Sleep Apnea Natural Ayurvedic Home Remedies
Natural Ayurvedic Home Remedies for Sleep Apnea. Chew 23 garlic cloves on an empty stomach followed by a glass of water. Do this every day. Add some gooseberry pieces into water and boil it for few minutes and then strain it. Have this liquid every night. Mix 1tsp each of honey and black pepper powder in a glass of warm water. Have this liquid before going to bed. Add 1tsp of turmeric powder to a cup of milk. Boil it for few minutes.
Drink it daily 30 minutes before going to sleep Mix 1tbsp of ginger paste and a mediumsize cinnamon stick to 1 cup of hot water. Boil it for a few minutes and strain it. Drink this liquid before going to bed. Eat a handful of dry roasted or soaked almonds. Eat some basil leaves every day. Mix 3tsp cinnamon powder and add 1tsp water and make a paste. Apply on the forehead and chest. Sleep Apnea â€“ Natural Ayurvedic Home Remedies

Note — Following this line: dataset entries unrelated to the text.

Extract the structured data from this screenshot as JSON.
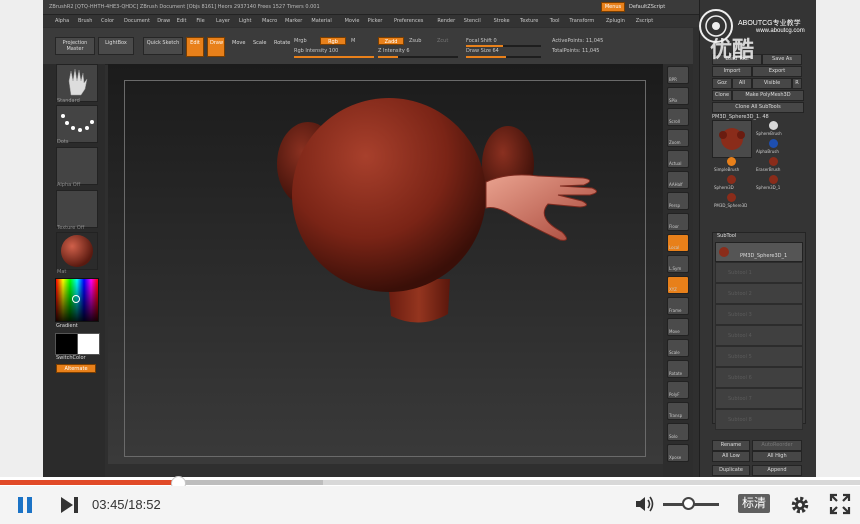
{
  "app": {
    "title": "ZBrushR2 [QTQ-HHTH-4HE3-QHDC]  ZBrush Document  [Objs 8161] Heors 2937140 Frees 1527 Timers 0.001",
    "top_right_buttons": [
      "Menus",
      "DefaultZScript"
    ],
    "menus": [
      "Alpha",
      "Brush",
      "Color",
      "Document",
      "Draw",
      "Edit",
      "File",
      "Layer",
      "Light",
      "Macro",
      "Marker",
      "Material",
      "Movie",
      "Picker",
      "Preferences",
      "Render",
      "Stencil",
      "Stroke",
      "Texture",
      "Tool",
      "Transform",
      "Zplugin",
      "Zscript"
    ]
  },
  "top_shelf": {
    "projection_master": "Projection Master",
    "lightbox": "LightBox",
    "quick_sketch": "Quick Sketch",
    "edit": "Edit",
    "draw": "Draw",
    "move": "Move",
    "scale": "Scale",
    "rotate": "Rotate",
    "mrgb": "Mrgb",
    "rgb": "Rgb",
    "m": "M",
    "rgb_intensity": "Rgb Intensity 100",
    "zadd": "Zadd",
    "zsub": "Zsub",
    "zcut": "Zcut",
    "z_intensity": "Z Intensity 6",
    "focal_shift": "Focal Shift 0",
    "draw_size": "Draw Size 64",
    "active_points": "ActivePoints: 11,045",
    "total_points": "TotalPoints: 11,045"
  },
  "left_shelf": {
    "brush_label": "Standard",
    "stroke_label": "Dots",
    "alpha_label": "Alpha Off",
    "texture_label": "Texture Off",
    "material_label": "Mat",
    "gradient_label": "Gradient",
    "switch_color_label": "SwitchColor",
    "alternate_label": "Alternate"
  },
  "right_shelf": [
    "BPR",
    "SPix",
    "Scroll",
    "Zoom",
    "Actual",
    "AAHalf",
    "Persp",
    "Floor",
    "Local",
    "L.Sym",
    "XYZ",
    "Frame",
    "Move",
    "Scale",
    "Rotate",
    "PolyF",
    "Transp",
    "Solo",
    "Xpose"
  ],
  "tool_tray": {
    "header_buttons": [
      "Load Tool",
      "Save As",
      "Import",
      "Export",
      "Goz",
      "All",
      "Visible",
      "R"
    ],
    "clone": "Clone",
    "make_polymesh": "Make PolyMesh3D",
    "clone_all_subtools": "Clone All SubTools",
    "current_tool": "PM3D_Sphere3D_1. 48",
    "tools": [
      "SphereBrush",
      "AlphaBrush",
      "SimpleBrush",
      "EraserBrush",
      "Sphere3D",
      "Sphere3D_1",
      "PM3D_Sphere3D"
    ],
    "subtool_header": "SubTool",
    "subtool_item": "PM3D_Sphere3D_1",
    "subtool_slots": [
      "Subtool 1",
      "Subtool 2",
      "Subtool 3",
      "Subtool 4",
      "Subtool 5",
      "Subtool 6",
      "Subtool 7",
      "Subtool 8"
    ],
    "bottom_buttons": [
      "Rename",
      "AutoReorder",
      "All Low",
      "All High",
      "Duplicate",
      "Append"
    ]
  },
  "watermark": {
    "line1": "ABOUTCG专业教学",
    "line2": "优酷",
    "line3": "www.aboutcg.com"
  },
  "player": {
    "current_time": "03:45",
    "total_time": "18:52",
    "time_display": "03:45/18:52",
    "quality": "标清",
    "progress_fraction": 0.207,
    "buffered_fraction": 0.376,
    "volume_fraction": 0.45
  },
  "colors": {
    "accent_orange": "#e8801a",
    "progress_red": "#e14a28",
    "model_red": "#8f2f1d"
  },
  "icons": {
    "play_pause": "pause-icon",
    "next": "next-icon",
    "volume": "volume-icon",
    "settings": "gear-icon",
    "fullscreen": "fullscreen-icon"
  }
}
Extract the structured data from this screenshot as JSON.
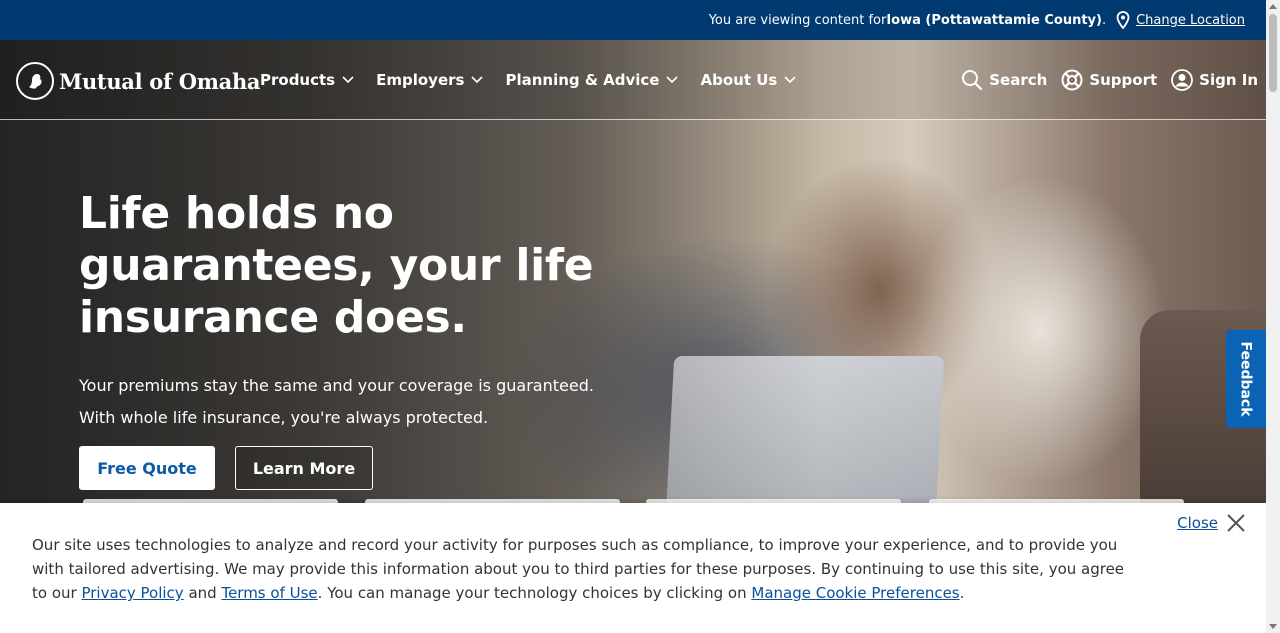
{
  "location_bar": {
    "prefix": "You are viewing content for ",
    "location": "Iowa (Pottawattamie County)",
    "suffix": ".",
    "change_link": "Change Location"
  },
  "header": {
    "logo_text": "Mutual of Omaha",
    "nav": [
      {
        "label": "Products"
      },
      {
        "label": "Employers"
      },
      {
        "label": "Planning & Advice"
      },
      {
        "label": "About Us"
      }
    ],
    "utility": {
      "search": "Search",
      "support": "Support",
      "sign_in": "Sign In"
    }
  },
  "hero": {
    "title": "Life holds no guarantees, your life insurance does.",
    "subtitle_line1": "Your premiums stay the same and your coverage is guaranteed.",
    "subtitle_line2": "With whole life insurance, you're always protected.",
    "primary_button": "Free Quote",
    "secondary_button": "Learn More"
  },
  "feedback_tab": "Feedback",
  "cookie_banner": {
    "close_label": "Close",
    "text_part1": "Our site uses technologies to analyze and record your activity for purposes such as compliance, to improve your experience, and to provide you with tailored advertising. We may provide this information about you to third parties for these purposes. By continuing to use this site, you agree to our ",
    "privacy_link": "Privacy Policy",
    "text_part2": " and ",
    "terms_link": "Terms of Use",
    "text_part3": ". You can manage your technology choices by clicking on ",
    "manage_link": "Manage Cookie Preferences",
    "text_part4": "."
  },
  "colors": {
    "top_bar": "#003a70",
    "link_blue": "#0b4f9c",
    "feedback_blue": "#0b63b5"
  }
}
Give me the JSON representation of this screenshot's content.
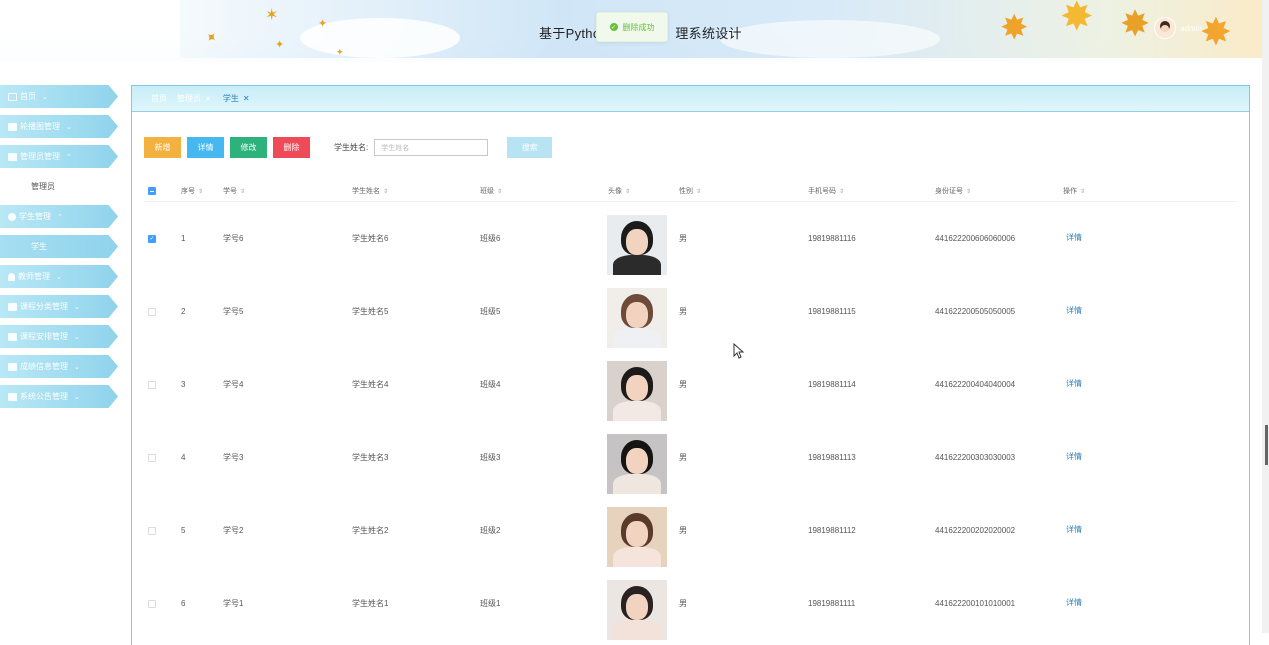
{
  "header": {
    "title": "基于Pytho",
    "title_tail": "理系统设计",
    "toast": "删除成功",
    "user": "admin"
  },
  "sidebar": {
    "items": [
      {
        "label": "首页",
        "icon": "home-icon"
      },
      {
        "label": "轮播图管理",
        "icon": "image-icon"
      },
      {
        "label": "管理员管理",
        "icon": "admin-icon",
        "expanded": true,
        "children": [
          "管理员"
        ]
      },
      {
        "label": "学生管理",
        "icon": "user-icon",
        "expanded": true,
        "children": [
          "学生"
        ]
      },
      {
        "label": "教师管理",
        "icon": "person-icon"
      },
      {
        "label": "课程分类管理",
        "icon": "category-icon"
      },
      {
        "label": "课程安排管理",
        "icon": "schedule-icon"
      },
      {
        "label": "成绩信息管理",
        "icon": "grade-icon"
      },
      {
        "label": "系统公告管理",
        "icon": "notice-icon"
      }
    ]
  },
  "breadcrumb": {
    "home": "首页",
    "second": "管理员",
    "current": "学生"
  },
  "toolbar": {
    "add": "新增",
    "detail": "详情",
    "edit": "修改",
    "delete": "删除",
    "search_label": "学生姓名:",
    "search_placeholder": "学生姓名",
    "search_button": "搜索"
  },
  "table": {
    "columns": [
      "序号",
      "学号",
      "学生姓名",
      "班级",
      "头像",
      "性别",
      "手机号码",
      "身份证号",
      "操作"
    ],
    "rows": [
      {
        "index": "1",
        "student_no": "学号6",
        "name": "学生姓名6",
        "class": "班级6",
        "gender": "男",
        "phone": "19819881116",
        "id_card": "441622200606060006",
        "action": "详情",
        "checked": true
      },
      {
        "index": "2",
        "student_no": "学号5",
        "name": "学生姓名5",
        "class": "班级5",
        "gender": "男",
        "phone": "19819881115",
        "id_card": "441622200505050005",
        "action": "详情",
        "checked": false
      },
      {
        "index": "3",
        "student_no": "学号4",
        "name": "学生姓名4",
        "class": "班级4",
        "gender": "男",
        "phone": "19819881114",
        "id_card": "441622200404040004",
        "action": "详情",
        "checked": false
      },
      {
        "index": "4",
        "student_no": "学号3",
        "name": "学生姓名3",
        "class": "班级3",
        "gender": "男",
        "phone": "19819881113",
        "id_card": "441622200303030003",
        "action": "详情",
        "checked": false
      },
      {
        "index": "5",
        "student_no": "学号2",
        "name": "学生姓名2",
        "class": "班级2",
        "gender": "男",
        "phone": "19819881112",
        "id_card": "441622200202020002",
        "action": "详情",
        "checked": false
      },
      {
        "index": "6",
        "student_no": "学号1",
        "name": "学生姓名1",
        "class": "班级1",
        "gender": "男",
        "phone": "19819881111",
        "id_card": "441622200101010001",
        "action": "详情",
        "checked": false
      }
    ]
  },
  "colors": {
    "add": "#f3b240",
    "detail": "#45b9ef",
    "edit": "#2db27c",
    "delete": "#ef4a57",
    "accent": "#8fd3ec",
    "link": "#2d7fb8"
  }
}
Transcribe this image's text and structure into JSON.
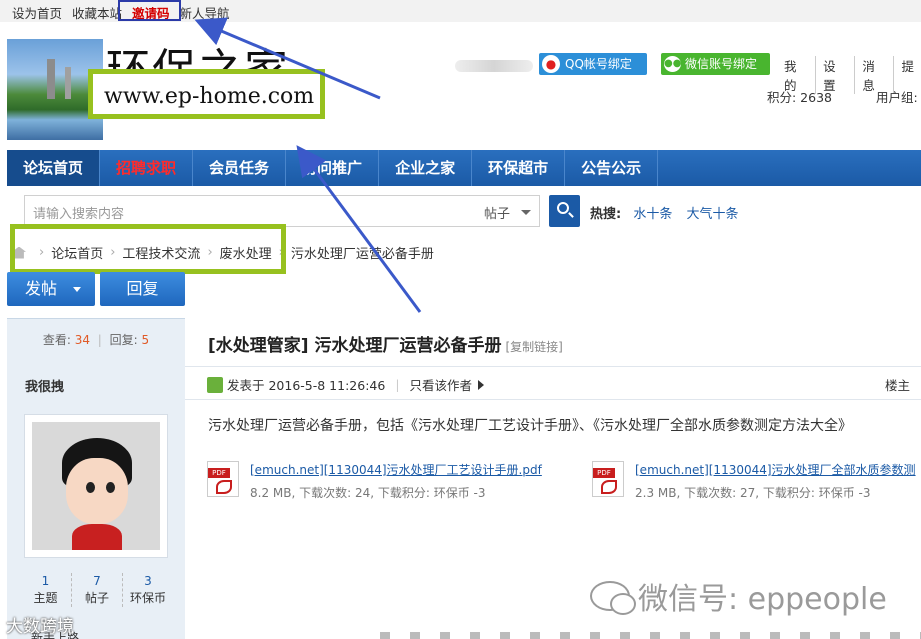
{
  "topbar": {
    "links": [
      "设为首页",
      "收藏本站"
    ],
    "invite": "邀请码",
    "newbie_nav": "新人导航"
  },
  "logo": {
    "title": "环保之家",
    "url": "www.ep-home.com"
  },
  "user_panel": {
    "qq_bind": "QQ帐号绑定",
    "wechat_bind": "微信账号绑定",
    "nav": [
      "我的",
      "设置",
      "消息",
      "提"
    ],
    "points_label": "积分: 2638",
    "usergroup_label": "用户组:"
  },
  "nav": {
    "items": [
      "论坛首页",
      "招聘求职",
      "会员任务",
      "访问推广",
      "企业之家",
      "环保超市",
      "公告公示"
    ]
  },
  "search": {
    "placeholder": "请输入搜索内容",
    "type": "帖子",
    "hot_label": "热搜:",
    "hot_terms": [
      "水十条",
      "大气十条"
    ]
  },
  "breadcrumb": [
    "论坛首页",
    "工程技术交流",
    "废水处理",
    "污水处理厂运营必备手册"
  ],
  "buttons": {
    "post": "发帖",
    "reply": "回复"
  },
  "thread": {
    "views_label": "查看:",
    "views": "34",
    "replies_label": "回复:",
    "replies": "5",
    "author": "我很拽",
    "user_stats": [
      {
        "num": "1",
        "label": "主题"
      },
      {
        "num": "7",
        "label": "帖子"
      },
      {
        "num": "3",
        "label": "环保币"
      }
    ],
    "rank": "新手上路",
    "title": "[水处理管家] 污水处理厂运营必备手册",
    "copy_link": "[复制链接]",
    "posted": "发表于 2016-5-8 11:26:46",
    "only_author": "只看该作者",
    "floor": "楼主",
    "body": "污水处理厂运营必备手册，包括《污水处理厂工艺设计手册》、《污水处理厂全部水质参数测定方法大全》"
  },
  "attachments": [
    {
      "name": "[emuch.net][1130044]污水处理厂工艺设计手册.pdf",
      "info": "8.2 MB, 下载次数: 24, 下载积分: 环保币 -3"
    },
    {
      "name": "[emuch.net][1130044]污水处理厂全部水质参数测",
      "info": "2.3 MB, 下载次数: 27, 下载积分: 环保币 -3"
    }
  ],
  "watermarks": {
    "wechat": "微信号: eppeople",
    "corner": "大数跨境"
  },
  "colors": {
    "nav_blue": "#1b5aa6",
    "highlight_green": "#97c11f",
    "arrow_blue": "#3b59c9",
    "invite_red": "#d40000"
  }
}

Aviation Medical Examiner Guide Updates
*Music* *Airplane Sound Effect* Hi, I'm Judy Frasier. I'm one of the certification physicians at AMCD, and we're here to talk about some of the AME guide updates. This is in response to questions from the AMEs who are asking for an annual update. So this is the first, hopefully in a series, for
your information. Right now for AMEs, conditions are currently followed by. AMEs have conditions they can issue a regular certificate based on requirements in the AME guide. If they don't meet those they can go to an AASI or an SI, which are all timelimited and require special authorization. A partial list of current conditions AMEs can issue after taking a thorough history and determining if the
condition is stable is listed here. There is a new instructional category in the AME guide and these are conditions that an AME can issue if they're within specific parameters as designed on worksheets in the AME guide. These are the conditions that are currently allowed that have worksheets or instructional information that you, the AME, can issue in your office.
This should speed things up for you because you don't have to call AMCD or your Regional Flight Surgeon for authorization if conditions of the worksheet are met. So what has changedé In the old AME guide if you went to hypothyroidism for all classes you would be asked to submit all pertinent records, a current status, names of meds and thyroid function testing.
Then it would be worked at AMCD or the regional office, and your airman would be given a special authorization that was timelimited. What's new in the guide is there's this new category, and we're asking you the AMEs review the information. If it falls within worksheet parameters, you can issue. you can issue a regular certificate. If anything falls outside of the worksheet criteria, you'll
turn in the information as you did in the past, for a special issuance. So the conditions AMEs can issue are CACI, PreCACI, for example hypertension required an initial work up, lab, EKG, a current status and a history. Now by following the worksheet, that is no longer required and the AME can determine if the hypertension is stable.
Medical Coding Basics Cardiology Part 3
Boyd: You have three questions around this:Won't you want to code the afib as a history because of the current issuesé Alicia: No. He says he doesn't have it andthere isn't a code for a history of afib, so we can't do that. Boyd: Next question: On your first case examplethat had hyperlipidemia listed in the problem list, it was not talked about in the bodyof the report, but he did order a lipid profile in the plan; so would it be wrong to codethat tooé Alicia: In the problem list, again, you'renot going to use the problem list; you can't
code off of the problem list. He is takingmedication, but he really doesn't address it anywhere else in there. He doesn't putit in the assessment, he does call for a lipid panel, you are correct. Now, if I was doingrisk adjustment, absolutely I'd pull that because it does carry an RxHCC, but it doesn'tcarry a standard HCC. Again, could youé Maybe, but no. I don't think so because he didn'tput in the diagnoses. Boyd: Next question: How did you know whatto code as DX 1st, 2nd, and thirdé Alicia: That's a really good question andthat gets to be really fun sometimes. With something like this where you have hyperplasia,hypertension and palpitations, none of this
actually probably would trump the other. Meaning,is one worse than the other or noté Hyperplasia, maybe, but in that case either of these couldbe the first listed diagnosis. These are all outpatient charts, you're not being reimbursedbased on the diagnosis, and there are no rules here, guidelines to tell you that you needto code one in front of the other. So, that's not going to matter for that one. For theother one, same thing. But some coders and some s, if it doesn't matter, thenthey'll start at the top of the body and go down. I've seen them do that.But usually the most severe gets coded first, that's a rule of practice. But who's tosay that their sleep apnea in this one is
a more severe condition than their very highcholesterol, maybe or something. But with these, absolutely, it does not matter. Now,if they have diabetes and hypertension and cholesterol, I'd put the diabetes firstbecause the diabetes tends to affect the overall body; so I would probably code that first.But usually you go from top to bottom or just in the order that the physician wrote themand let the guidelines indicate otherwise.